Yom Ha’atzmaut – a time for supporters of Israel to congregate and celebrate the achievement is the state of Israel. One can be from right or left, religious or secular, black or white but we can all find something to rejoice in when we look at the continued existence of the Jewish state. At least that’s what I thought.
In my university’s synagogue, and indeed in several places in the UK, things are going to be a little different. An organisation called Yachad is organising Israel Independence day events in which the theme is, of course, the Israeli-Palestinian conflict. It hardly needs to be said how inappropriate this is. After 66 years of a state, we are reducing Israel’s existence to a conflict with Palestinians.
This is a hi-jacking: Yom Ha’atzmaut was never about saying Israel is perfect. We all have things we’d improve about Israel – from government corruption to pointless bureaucracy, from social divisions to bad driving. That said, I’ve never been to an Israel independence party in which the theme was remedying political misdemeanours of Israelis. This may soon change.
Yachad will be bringing Breaking the Silence, an organisation who’s stated purpose is to denounce the IDF for war crimes, and who are widely viewed as having a fairly clear political agenda on top of that. Breaking the Silence is funded in large part by EU countries, so perhaps it’s only appropriate that they defame Israel abroad as well as at home. Of course, it is doubtful that any funding would be forthcoming should BtS stop telling stories, a fact which in the eyes of some would make their whole operation suspect.

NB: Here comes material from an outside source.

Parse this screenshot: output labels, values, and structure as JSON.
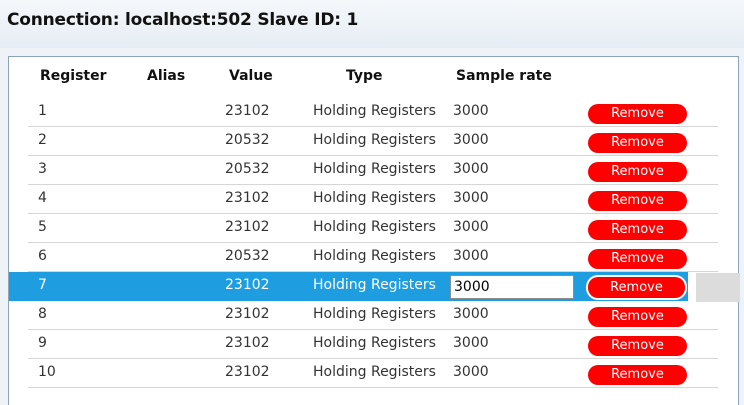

For Yachad, the British organisation which models itself on J-street, this is nothing new. While they ape J-Street’s endless refrain that they are both “pro-Israel and pro-peace”, they have reached out to such unabashed bastions of the BDS and delegitimisation campaigns as Ben White. It has confounded Yachad’s detractors, who do not know how to respond to an organisation that is self-avowedly pro-Israel. Yet as Alan Dershowitz excellently posited, the J-Street (and by extension Yachad) claim to be pro-Israel has as much legitimacy as the Jews for Jesus claim to be a Jewish organisation. Perhaps less, as the halachically Jewish status of converts to Christianity is not in doubt – I can’t see Zionism functioning along similarly matrilineal lines.
Let’s stop pretending. If Yachad withheld its name from the events it ran, it would be assumed that they were events of the Palestine Solidarity Campaign, Americans for Peace Now or any other of myriad apologists for terror and demonisers of the State of Israel. Hosting Avner Gvaryahu, the man who denounced Israel for war crimes to the UN, is not a way of marking Yom Ha’atzmaut. Perhaps Nakba day would be a more appropriate occasion.
With this in mind, it is hard to see how Yachad have gained any traction at all, and yet it is clear that they have. On university campuses, Zionists fight an increasingly isolated battle to get their views heard, and more and more it is Jews who are their primary opponents. ‘Israel-fatigued’ Jewish students don’t want to deal with the fact that Israel can be central to the religious identities of others. Yachad provide a tempting out – to be the “good Jew” while still remaining part of the mainstream community. But the double standard is horrifying – Cambridge Jewish Society wouldn’t denounce Israel Apartheid Week but it will provide the space, in the synagogue of all places, and the publicity for not only the slander of the State of Israel – after all, this could be portrayed as an acceptable discussion – but for it to take place on Yom Ha’atzmaut!
Yachad, J-Street and Breaking the Silence are not educating about the complex realities that shape policy and action in the West Bank – these are apparently not relevant in a discussion about IDF policy and actions in the West Bank. Complexity is not interesting, and it does not garner funding from those who wish to exert political pressure on Israel to achieve political goals.
The debate about Israel’s presence in the West Bank – the debate that is the real object of these organisations – is a legitimate one. It is one that is had constantly and vociferously both within Israel and the diaspora, and it is had both in and outside of these NGOs. What sets these groups apart is that when the whole community unites to celebrate Israel, however flawed it may be, they’re the ones who can’t bring themselves to join in.